4 Events

Military vehicles carry DF-5B intercontinental ballistic missiles during a parade commemorating the 70th anniversary of Japan's surrender during World War II held in front of Tiananmen Gate in Beijing, Sept. 3, 2015.

Voice of America/Wikimedia Commons

Seminar - Open to the Public

Merits of Uncertainty: The Evolution and Future of China’s Nuclear Retaliatory Capability

Wed., Sep. 12, 2018 | 10:00am - 11:30am

Littauer Building - Fainsod Room, 324

Speaker: Wu Riqiang, Research Fellow with the International Security Program and Project on Managing the Atom   A simplified nuclear exchange model will be developed to evaluate China’s past and current nuclear retaliatory capability against the Soviet Union and the United States. The modeling suggests that according to Western standards, China’s nuclear retaliation has been and remains far from “assured.” This result reflects China’s special nuclear philosophy, which emphasizes the role of nuclear taboo and prioritizes political control over survivability. However, in the face of U.S. advances in the areas of counterforce and missile defense, China probably has to continue to improve its nuclear forces qualitatively and, if necessary, quantitatively, in order to maintain its deterrent level.

Blogtrepreneur/Flickr

Blogtrepreneur/Flickr

Seminar - Open to the Public

Solving the Jurisdictional Conundrum: The Use of Domestic Civil Courts to Disrupt Overseas Illicit Procurement

Wed., Apr. 4, 2018 | 10:00am - 11:30am

One Brattle Square - Room 350

Speaker: Aaron Arnold, Associate Project on Managing the Atom; Assistant Professor at Curry College

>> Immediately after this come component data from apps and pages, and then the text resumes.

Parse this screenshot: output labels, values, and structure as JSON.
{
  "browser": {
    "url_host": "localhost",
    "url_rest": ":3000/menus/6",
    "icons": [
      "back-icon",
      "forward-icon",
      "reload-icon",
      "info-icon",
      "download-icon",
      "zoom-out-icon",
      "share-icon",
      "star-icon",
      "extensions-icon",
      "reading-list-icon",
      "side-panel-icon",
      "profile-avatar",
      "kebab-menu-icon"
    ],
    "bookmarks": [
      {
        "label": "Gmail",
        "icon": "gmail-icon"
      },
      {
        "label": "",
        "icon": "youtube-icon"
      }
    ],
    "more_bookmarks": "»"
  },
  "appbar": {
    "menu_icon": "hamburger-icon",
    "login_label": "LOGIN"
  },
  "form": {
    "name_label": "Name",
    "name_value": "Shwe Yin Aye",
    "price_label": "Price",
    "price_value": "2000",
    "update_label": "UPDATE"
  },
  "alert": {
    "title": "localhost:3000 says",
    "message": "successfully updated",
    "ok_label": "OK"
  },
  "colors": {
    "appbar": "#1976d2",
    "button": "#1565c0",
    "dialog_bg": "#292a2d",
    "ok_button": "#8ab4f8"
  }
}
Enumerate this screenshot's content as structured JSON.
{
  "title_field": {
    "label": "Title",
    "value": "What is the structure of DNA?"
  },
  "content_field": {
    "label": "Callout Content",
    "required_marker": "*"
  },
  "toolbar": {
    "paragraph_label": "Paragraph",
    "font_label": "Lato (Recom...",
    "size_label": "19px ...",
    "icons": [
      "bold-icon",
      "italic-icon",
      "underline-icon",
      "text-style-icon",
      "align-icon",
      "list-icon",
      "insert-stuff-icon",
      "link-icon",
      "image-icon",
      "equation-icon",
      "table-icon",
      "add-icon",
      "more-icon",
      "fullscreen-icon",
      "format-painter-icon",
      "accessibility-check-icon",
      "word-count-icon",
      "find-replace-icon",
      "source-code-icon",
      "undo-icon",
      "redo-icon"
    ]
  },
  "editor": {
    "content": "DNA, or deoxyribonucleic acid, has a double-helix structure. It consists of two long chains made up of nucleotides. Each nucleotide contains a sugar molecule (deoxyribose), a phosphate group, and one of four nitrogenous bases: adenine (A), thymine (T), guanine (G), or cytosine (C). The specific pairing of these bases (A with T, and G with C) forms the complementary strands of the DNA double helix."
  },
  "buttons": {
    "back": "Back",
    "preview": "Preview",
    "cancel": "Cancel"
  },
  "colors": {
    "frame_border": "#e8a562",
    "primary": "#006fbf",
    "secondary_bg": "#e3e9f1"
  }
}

Over the past two decades, the United States has increasingly turned to targeted sanctions and export restrictions, such as those imposed against Iran and North Korea, in order to curb the spread of weapons of mass destruction (WMD). One vexing problem, however, is how to contend with jurisdictional hurdles when the violations occur overseas, in countries that are unable or unwilling to assist US enforcement efforts. To solve this problem, US prosecutors are turning to strategies with significant extraterritorial implications— that is, exercising legal authority beyond national borders. One such tool is to use civil legal procedures to seize assets linked to sanctions or export control violations in jurisdictions that lack cooperative arrangement with US enforcement agencies. While this may be an attractive strategy to bolster enforcement efforts against overseas illicit procurement such tools are not without consequence.

Gas centrifuges for uranium enrichment recovered from the BBC China in Italy, en route to Libya, in 2003. They were later taken to the Y-12 complex in the USA where this picture was taken (with a Y-12 guard also in the picture).

U.S. Department of Energy

Seminar - Open to the Public

Countering WMD-related Illicit Trade: Insights from White Collar and Business Crime

Wed., Mar. 7, 2018 | 10:00am - 11:30am

Littauer Building - Fainsod Room, 324

Speaker: Daniel Salisbury, Stanton Nuclear Security Postdoctoral Fellow, International Security Program/Project on Managing the Atom

Individuals and entities from the private sector have long contributed to the proliferation of weapons of mass destruction (WMD), acting as middlemen and suppliers. Over the past decades, trade in WMD-related goods has become increasingly regulated, and illicit trade increasingly criminalized. Despite the clear role that these actors have played in recent proliferation cases, supplying North Korea and Iran among others, the conceptual literature on proliferation behavior has largely continued to focus on the state level. This seminar will draw on concepts from criminology, and particularly the study of white collar crime, to provide insights into the behavior of these non-state suppliers and middlemen, and to generate more effective means of countering their activities.